> **Records for this task**:
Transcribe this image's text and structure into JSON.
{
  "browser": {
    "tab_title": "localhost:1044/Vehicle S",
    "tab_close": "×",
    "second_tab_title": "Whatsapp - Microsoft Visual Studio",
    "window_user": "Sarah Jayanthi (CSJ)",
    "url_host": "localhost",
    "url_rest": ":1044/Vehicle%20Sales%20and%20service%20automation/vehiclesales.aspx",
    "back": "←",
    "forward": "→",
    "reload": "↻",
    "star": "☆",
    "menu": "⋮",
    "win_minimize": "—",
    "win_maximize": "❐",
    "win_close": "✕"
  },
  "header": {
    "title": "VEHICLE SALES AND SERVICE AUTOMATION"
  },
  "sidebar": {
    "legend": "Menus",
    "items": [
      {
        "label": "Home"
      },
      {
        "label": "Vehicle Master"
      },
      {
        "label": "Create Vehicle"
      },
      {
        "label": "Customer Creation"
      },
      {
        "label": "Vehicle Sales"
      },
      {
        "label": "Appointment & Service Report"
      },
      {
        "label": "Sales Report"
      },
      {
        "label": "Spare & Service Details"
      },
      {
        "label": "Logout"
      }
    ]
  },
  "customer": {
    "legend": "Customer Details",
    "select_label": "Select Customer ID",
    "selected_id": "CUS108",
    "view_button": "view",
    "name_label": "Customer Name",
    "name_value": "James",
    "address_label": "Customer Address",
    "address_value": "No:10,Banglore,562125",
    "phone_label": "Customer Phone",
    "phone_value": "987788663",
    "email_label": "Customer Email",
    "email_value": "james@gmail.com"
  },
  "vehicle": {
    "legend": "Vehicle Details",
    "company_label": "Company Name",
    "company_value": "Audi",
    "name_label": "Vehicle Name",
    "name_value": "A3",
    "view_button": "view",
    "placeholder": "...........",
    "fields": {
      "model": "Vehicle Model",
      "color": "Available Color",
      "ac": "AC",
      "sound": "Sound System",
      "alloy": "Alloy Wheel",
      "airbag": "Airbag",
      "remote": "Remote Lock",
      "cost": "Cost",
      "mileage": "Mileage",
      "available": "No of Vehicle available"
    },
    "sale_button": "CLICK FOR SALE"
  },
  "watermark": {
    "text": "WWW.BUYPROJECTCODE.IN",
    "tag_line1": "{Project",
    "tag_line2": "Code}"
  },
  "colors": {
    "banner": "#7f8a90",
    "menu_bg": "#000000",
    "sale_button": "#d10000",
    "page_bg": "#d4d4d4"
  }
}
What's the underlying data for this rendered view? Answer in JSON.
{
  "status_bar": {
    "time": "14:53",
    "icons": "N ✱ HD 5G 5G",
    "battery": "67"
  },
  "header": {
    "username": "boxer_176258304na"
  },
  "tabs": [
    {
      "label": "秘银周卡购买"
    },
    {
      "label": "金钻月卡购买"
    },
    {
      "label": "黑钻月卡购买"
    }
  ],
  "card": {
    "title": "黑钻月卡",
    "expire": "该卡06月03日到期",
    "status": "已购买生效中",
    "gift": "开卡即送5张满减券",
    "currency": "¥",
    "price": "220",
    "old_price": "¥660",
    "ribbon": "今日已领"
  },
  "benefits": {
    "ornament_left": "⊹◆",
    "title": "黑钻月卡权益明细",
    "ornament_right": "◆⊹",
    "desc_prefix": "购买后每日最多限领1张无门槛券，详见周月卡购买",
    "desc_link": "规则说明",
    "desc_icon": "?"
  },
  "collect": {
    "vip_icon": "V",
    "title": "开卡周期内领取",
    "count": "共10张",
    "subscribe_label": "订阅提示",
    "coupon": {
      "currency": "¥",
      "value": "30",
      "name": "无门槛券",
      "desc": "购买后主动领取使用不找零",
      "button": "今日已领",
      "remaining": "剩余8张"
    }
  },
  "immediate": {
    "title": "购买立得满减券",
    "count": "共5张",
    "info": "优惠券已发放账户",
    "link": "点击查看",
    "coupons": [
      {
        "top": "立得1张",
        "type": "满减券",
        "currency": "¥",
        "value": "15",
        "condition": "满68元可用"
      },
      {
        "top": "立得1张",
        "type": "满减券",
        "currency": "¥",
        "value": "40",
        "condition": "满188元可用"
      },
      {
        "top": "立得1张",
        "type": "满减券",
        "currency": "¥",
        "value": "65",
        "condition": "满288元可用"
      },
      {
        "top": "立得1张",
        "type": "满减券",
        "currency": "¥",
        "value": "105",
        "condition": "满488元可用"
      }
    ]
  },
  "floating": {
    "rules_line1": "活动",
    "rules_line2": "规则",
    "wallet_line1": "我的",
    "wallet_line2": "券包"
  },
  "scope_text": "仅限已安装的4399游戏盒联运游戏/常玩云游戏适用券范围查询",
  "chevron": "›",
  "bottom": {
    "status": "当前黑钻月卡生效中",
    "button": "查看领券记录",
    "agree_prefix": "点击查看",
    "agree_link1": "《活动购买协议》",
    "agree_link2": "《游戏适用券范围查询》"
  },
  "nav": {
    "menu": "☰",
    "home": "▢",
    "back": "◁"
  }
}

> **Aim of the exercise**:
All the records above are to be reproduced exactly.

> **Task response**:
Transcribe this image's text and structure into JSON.
{
  "browser": {
    "tab_title": "localhost:1044/Vehicle S",
    "tab_close": "×",
    "second_tab_title": "Whatsapp - Microsoft Visual Studio",
    "window_user": "Sarah Jayanthi (CSJ)",
    "url_host": "localhost",
    "url_rest": ":1044/Vehicle%20Sales%20and%20service%20automation/vehiclesales.aspx",
    "back": "←",
    "forward": "→",
    "reload": "↻",
    "star": "☆",
    "menu": "⋮",
    "win_minimize": "—",
    "win_maximize": "❐",
    "win_close": "✕"
  },
  "header": {
    "title": "VEHICLE SALES AND SERVICE AUTOMATION"
  },
  "sidebar": {
    "legend": "Menus",
    "items": [
      {
        "label": "Home"
      },
      {
        "label": "Vehicle Master"
      },
      {
        "label": "Create Vehicle"
      },
      {
        "label": "Customer Creation"
      },
      {
        "label": "Vehicle Sales"
      },
      {
        "label": "Appointment & Service Report"
      },
      {
        "label": "Sales Report"
      },
      {
        "label": "Spare & Service Details"
      },
      {
        "label": "Logout"
      }
    ]
  },
  "customer": {
    "legend": "Customer Details",
    "select_label": "Select Customer ID",
    "selected_id": "CUS108",
    "view_button": "view",
    "name_label": "Customer Name",
    "name_value": "James",
    "address_label": "Customer Address",
    "address_value": "No:10,Banglore,562125",
    "phone_label": "Customer Phone",
    "phone_value": "987788663",
    "email_label": "Customer Email",
    "email_value": "james@gmail.com"
  },
  "vehicle": {
    "legend": "Vehicle Details",
    "company_label": "Company Name",
    "company_value": "Audi",
    "name_label": "Vehicle Name",
    "name_value": "A3",
    "view_button": "view",
    "placeholder": "...........",
    "fields": {
      "model": "Vehicle Model",
      "color": "Available Color",
      "ac": "AC",
      "sound": "Sound System",
      "alloy": "Alloy Wheel",
      "airbag": "Airbag",
      "remote": "Remote Lock",
      "cost": "Cost",
      "mileage": "Mileage",
      "available": "No of Vehicle available"
    },
    "sale_button": "CLICK FOR SALE"
  },
  "watermark": {
    "text": "WWW.BUYPROJECTCODE.IN",
    "tag_line1": "{Project",
    "tag_line2": "Code}"
  },
  "colors": {
    "banner": "#7f8a90",
    "menu_bg": "#000000",
    "sale_button": "#d10000",
    "page_bg": "#d4d4d4"
  }
}
What's the underlying data for this rendered view? Answer in JSON.
{
  "status_bar": {
    "time": "14:53",
    "icons": "N ✱ HD 5G 5G",
    "battery": "67"
  },
  "header": {
    "username": "boxer_176258304na"
  },
  "tabs": [
    {
      "label": "秘银周卡购买"
    },
    {
      "label": "金钻月卡购买"
    },
    {
      "label": "黑钻月卡购买"
    }
  ],
  "card": {
    "title": "黑钻月卡",
    "expire": "该卡06月03日到期",
    "status": "已购买生效中",
    "gift": "开卡即送5张满减券",
    "currency": "¥",
    "price": "220",
    "old_price": "¥660",
    "ribbon": "今日已领"
  },
  "benefits": {
    "ornament_left": "⊹◆",
    "title": "黑钻月卡权益明细",
    "ornament_right": "◆⊹",
    "desc_prefix": "购买后每日最多限领1张无门槛券，详见周月卡购买",
    "desc_link": "规则说明",
    "desc_icon": "?"
  },
  "collect": {
    "vip_icon": "V",
    "title": "开卡周期内领取",
    "count": "共10张",
    "subscribe_label": "订阅提示",
    "coupon": {
      "currency": "¥",
      "value": "30",
      "name": "无门槛券",
      "desc": "购买后主动领取使用不找零",
      "button": "今日已领",
      "remaining": "剩余8张"
    }
  },
  "immediate": {
    "title": "购买立得满减券",
    "count": "共5张",
    "info": "优惠券已发放账户",
    "link": "点击查看",
    "coupons": [
      {
        "top": "立得1张",
        "type": "满减券",
        "currency": "¥",
        "value": "15",
        "condition": "满68元可用"
      },
      {
        "top": "立得1张",
        "type": "满减券",
        "currency": "¥",
        "value": "40",
        "condition": "满188元可用"
      },
      {
        "top": "立得1张",
        "type": "满减券",
        "currency": "¥",
        "value": "65",
        "condition": "满288元可用"
      },
      {
        "top": "立得1张",
        "type": "满减券",
        "currency": "¥",
        "value": "105",
        "condition": "满488元可用"
      }
    ]
  },
  "floating": {
    "rules_line1": "活动",
    "rules_line2": "规则",
    "wallet_line1": "我的",
    "wallet_line2": "券包"
  },
  "scope_text": "仅限已安装的4399游戏盒联运游戏/常玩云游戏适用券范围查询",
  "chevron": "›",
  "bottom": {
    "status": "当前黑钻月卡生效中",
    "button": "查看领券记录",
    "agree_prefix": "点击查看",
    "agree_link1": "《活动购买协议》",
    "agree_link2": "《游戏适用券范围查询》"
  },
  "nav": {
    "menu": "☰",
    "home": "▢",
    "back": "◁"
  }
}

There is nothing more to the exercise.